Mary Sue had a Christmas practice that truly intrigued. I wondered if it were an American practice, or from the Southern states specifically (she was from Texas), or from her own family traditions. She arranged that the children would get the greater part of their everyday clothes and supplies for the year to come—under the Christmas tree. Each Christmas that I was in the house, Mary Sue would be up all night, perhaps two nights, wrapping the children’s gifts, and she would put them in four distinct piles under the tree. Parents and children opened their packages all together.
I had to wonder how the children must feel, spending a couple of hours, along with their parents, undoing these attractively wrapped Christmas gifts, to find themselves neatly piling new underwear, socks, shirts, trousers, dresses, blouses, skirts, shoes, hankies, hats, coats, school supplies—and of course plenty of the usual gifts of something really fun and different. They could have happily played Shop for a fortnight. It was such an efficient, business-like Christmas, along with the love that provided so well for the children. I, the youngest of three, knew how blessed two of them were for being free of those endless hand-me-downs.

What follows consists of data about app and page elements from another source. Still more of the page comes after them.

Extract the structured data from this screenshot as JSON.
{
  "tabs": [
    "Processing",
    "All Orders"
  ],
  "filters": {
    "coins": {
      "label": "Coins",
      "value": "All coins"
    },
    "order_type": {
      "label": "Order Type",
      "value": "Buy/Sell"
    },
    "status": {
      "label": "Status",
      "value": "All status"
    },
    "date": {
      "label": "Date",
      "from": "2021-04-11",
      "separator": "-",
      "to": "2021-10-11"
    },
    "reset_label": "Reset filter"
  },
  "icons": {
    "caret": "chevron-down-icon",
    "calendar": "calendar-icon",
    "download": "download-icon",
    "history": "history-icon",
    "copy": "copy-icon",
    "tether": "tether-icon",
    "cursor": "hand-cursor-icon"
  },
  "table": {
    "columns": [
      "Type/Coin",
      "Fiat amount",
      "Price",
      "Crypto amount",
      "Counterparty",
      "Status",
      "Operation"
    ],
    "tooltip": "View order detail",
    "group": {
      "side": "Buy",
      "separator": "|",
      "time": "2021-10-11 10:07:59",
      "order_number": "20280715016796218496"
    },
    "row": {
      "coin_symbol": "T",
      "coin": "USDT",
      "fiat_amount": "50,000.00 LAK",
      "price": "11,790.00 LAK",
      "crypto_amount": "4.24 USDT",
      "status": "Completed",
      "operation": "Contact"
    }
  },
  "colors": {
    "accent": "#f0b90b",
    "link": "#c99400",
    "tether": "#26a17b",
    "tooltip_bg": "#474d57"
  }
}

My Scottish Victorian grandparents had done their Christmas duty (and in wartime scarcity, too) by lighting a fire for my older brother and me to open a few presents in front of, and leaving us alone to do it. That was the beginning and end of our celebration. Try as I might, I couldn’t get myself into the head and heart of Mary Sue as she presided over this family protocol with obvious satisfaction at the excellence of her work. The style of a post-Victorian Christmas in a small, remote Scottish village in the forties was rather far from that of Mary Sue’s home in Texas, USA, in the same period; she was born there less than nine years before my birth.
Not my work, however, to judge in the matter; Mary Sue had every right to be Mary Sue and to organize her Christmas exactly the way she saw it as needed and wanted. If her family were harmoniously happy, and they seemed to be, what would I be doing, moving into complain mode?
In fact, I had come to have plenty of respect for Mary Sue Hubbard for who she was and for what she was doing with her life both as mother and wife.
© Kenneth G. Urquhart, 2017